▶ [ACTIVITY]
Leave every image behind and restate the data word for word.

▶ [RECORDS PROVIDED]
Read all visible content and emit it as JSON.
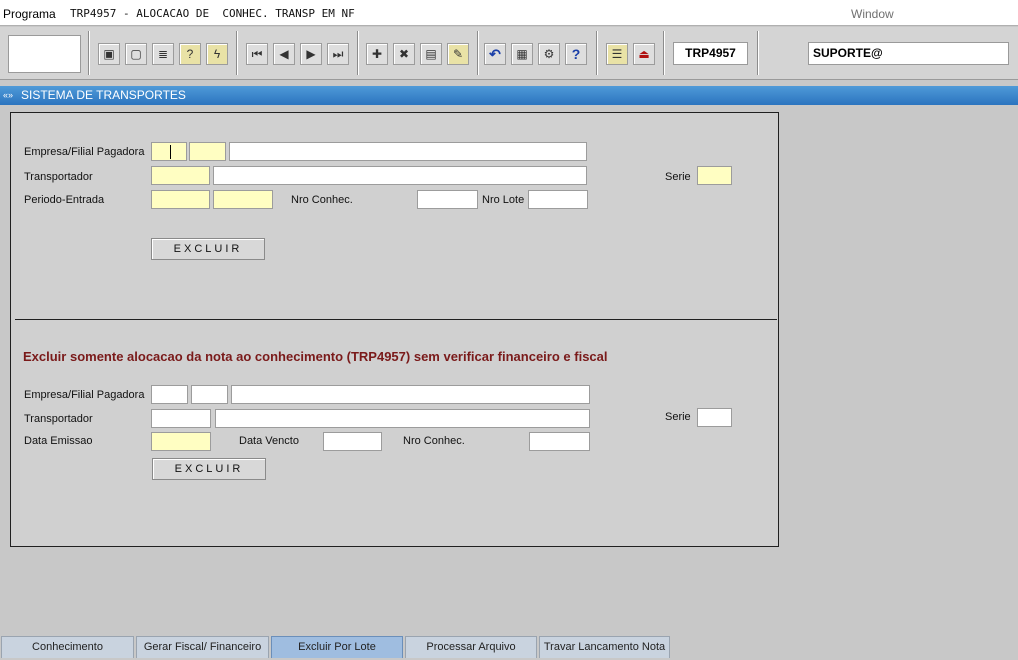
{
  "menubar": {
    "programa": "Programa",
    "title": "TRP4957 - ALOCACAO DE  CONHEC. TRANSP EM NF",
    "window": "Window"
  },
  "toolbar": {
    "program_code": "TRP4957",
    "user": "SUPORTE@",
    "buttons": [
      {
        "name": "save-icon",
        "glyph": "▣"
      },
      {
        "name": "window-icon",
        "glyph": "▢"
      },
      {
        "name": "print-icon",
        "glyph": "≣"
      },
      {
        "name": "help-query-icon",
        "glyph": "?"
      },
      {
        "name": "query-execute-icon",
        "glyph": "ϟ"
      },
      {
        "name": "first-record-icon",
        "glyph": "⏮"
      },
      {
        "name": "previous-record-icon",
        "glyph": "◀"
      },
      {
        "name": "next-record-icon",
        "glyph": "▶"
      },
      {
        "name": "last-record-icon",
        "glyph": "⏭"
      },
      {
        "name": "insert-record-icon",
        "glyph": "✚"
      },
      {
        "name": "delete-record-icon",
        "glyph": "✖"
      },
      {
        "name": "list-icon",
        "glyph": "▤"
      },
      {
        "name": "edit-icon",
        "glyph": "✎"
      },
      {
        "name": "undo-icon",
        "glyph": "↶"
      },
      {
        "name": "clipboard-icon",
        "glyph": "▦"
      },
      {
        "name": "tools-icon",
        "glyph": "⚙"
      },
      {
        "name": "help-icon",
        "glyph": "?"
      },
      {
        "name": "menu-icon",
        "glyph": "☰"
      },
      {
        "name": "exit-icon",
        "glyph": "⏏"
      }
    ]
  },
  "section_title": "SISTEMA DE TRANSPORTES",
  "form1": {
    "empresa_label": "Empresa/Filial Pagadora",
    "transportador_label": "Transportador",
    "periodo_label": "Periodo-Entrada",
    "nro_conhec_label": "Nro Conhec.",
    "nro_lote_label": "Nro Lote",
    "serie_label": "Serie",
    "excluir": "EXCLUIR"
  },
  "form2": {
    "warning": "Excluir somente alocacao da nota ao conhecimento (TRP4957) sem  verificar financeiro e fiscal",
    "empresa_label": "Empresa/Filial Pagadora",
    "transportador_label": "Transportador",
    "data_emissao_label": "Data Emissao",
    "data_vencto_label": "Data Vencto",
    "nro_conhec_label": "Nro Conhec.",
    "serie_label": "Serie",
    "excluir": "EXCLUIR"
  },
  "tabs": [
    "Conhecimento",
    "Gerar Fiscal/ Financeiro",
    "Excluir Por Lote",
    "Processar Arquivo",
    "Travar Lancamento Nota"
  ],
  "active_tab": "Excluir Por Lote"
}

▶ [SOLUTION FOR THIS EXERCISE]
Read all visible content and emit it as JSON.
{
  "menubar": {
    "programa": "Programa",
    "title": "TRP4957 - ALOCACAO DE  CONHEC. TRANSP EM NF",
    "window": "Window"
  },
  "toolbar": {
    "program_code": "TRP4957",
    "user": "SUPORTE@",
    "buttons": [
      {
        "name": "save-icon",
        "glyph": "▣"
      },
      {
        "name": "window-icon",
        "glyph": "▢"
      },
      {
        "name": "print-icon",
        "glyph": "≣"
      },
      {
        "name": "help-query-icon",
        "glyph": "?"
      },
      {
        "name": "query-execute-icon",
        "glyph": "ϟ"
      },
      {
        "name": "first-record-icon",
        "glyph": "⏮"
      },
      {
        "name": "previous-record-icon",
        "glyph": "◀"
      },
      {
        "name": "next-record-icon",
        "glyph": "▶"
      },
      {
        "name": "last-record-icon",
        "glyph": "⏭"
      },
      {
        "name": "insert-record-icon",
        "glyph": "✚"
      },
      {
        "name": "delete-record-icon",
        "glyph": "✖"
      },
      {
        "name": "list-icon",
        "glyph": "▤"
      },
      {
        "name": "edit-icon",
        "glyph": "✎"
      },
      {
        "name": "undo-icon",
        "glyph": "↶"
      },
      {
        "name": "clipboard-icon",
        "glyph": "▦"
      },
      {
        "name": "tools-icon",
        "glyph": "⚙"
      },
      {
        "name": "help-icon",
        "glyph": "?"
      },
      {
        "name": "menu-icon",
        "glyph": "☰"
      },
      {
        "name": "exit-icon",
        "glyph": "⏏"
      }
    ]
  },
  "section_title": "SISTEMA DE TRANSPORTES",
  "form1": {
    "empresa_label": "Empresa/Filial Pagadora",
    "transportador_label": "Transportador",
    "periodo_label": "Periodo-Entrada",
    "nro_conhec_label": "Nro Conhec.",
    "nro_lote_label": "Nro Lote",
    "serie_label": "Serie",
    "excluir": "EXCLUIR"
  },
  "form2": {
    "warning": "Excluir somente alocacao da nota ao conhecimento (TRP4957) sem  verificar financeiro e fiscal",
    "empresa_label": "Empresa/Filial Pagadora",
    "transportador_label": "Transportador",
    "data_emissao_label": "Data Emissao",
    "data_vencto_label": "Data Vencto",
    "nro_conhec_label": "Nro Conhec.",
    "serie_label": "Serie",
    "excluir": "EXCLUIR"
  },
  "tabs": [
    "Conhecimento",
    "Gerar Fiscal/ Financeiro",
    "Excluir Por Lote",
    "Processar Arquivo",
    "Travar Lancamento Nota"
  ],
  "active_tab": "Excluir Por Lote"
}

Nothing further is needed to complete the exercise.